Content starts
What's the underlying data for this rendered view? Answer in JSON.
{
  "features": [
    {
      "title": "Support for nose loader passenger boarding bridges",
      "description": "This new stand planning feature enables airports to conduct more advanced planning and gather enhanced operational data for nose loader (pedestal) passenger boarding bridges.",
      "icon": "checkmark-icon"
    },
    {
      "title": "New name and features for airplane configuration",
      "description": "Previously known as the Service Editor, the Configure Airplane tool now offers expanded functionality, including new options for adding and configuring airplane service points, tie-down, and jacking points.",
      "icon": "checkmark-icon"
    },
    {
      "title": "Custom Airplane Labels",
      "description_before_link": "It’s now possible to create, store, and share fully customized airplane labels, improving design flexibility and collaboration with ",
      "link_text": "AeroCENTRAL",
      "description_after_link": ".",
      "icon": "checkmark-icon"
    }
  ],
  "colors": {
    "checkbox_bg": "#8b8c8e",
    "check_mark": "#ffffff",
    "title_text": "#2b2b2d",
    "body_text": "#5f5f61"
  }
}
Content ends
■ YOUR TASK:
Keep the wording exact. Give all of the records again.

■ WRITTEN SOLUTION:
What's the underlying data for this rendered view? Answer in JSON.
{
  "features": [
    {
      "title": "Support for nose loader passenger boarding bridges",
      "description": "This new stand planning feature enables airports to conduct more advanced planning and gather enhanced operational data for nose loader (pedestal) passenger boarding bridges.",
      "icon": "checkmark-icon"
    },
    {
      "title": "New name and features for airplane configuration",
      "description": "Previously known as the Service Editor, the Configure Airplane tool now offers expanded functionality, including new options for adding and configuring airplane service points, tie-down, and jacking points.",
      "icon": "checkmark-icon"
    },
    {
      "title": "Custom Airplane Labels",
      "description_before_link": "It’s now possible to create, store, and share fully customized airplane labels, improving design flexibility and collaboration with ",
      "link_text": "AeroCENTRAL",
      "description_after_link": ".",
      "icon": "checkmark-icon"
    }
  ],
  "colors": {
    "checkbox_bg": "#8b8c8e",
    "check_mark": "#ffffff",
    "title_text": "#2b2b2d",
    "body_text": "#5f5f61"
  }
}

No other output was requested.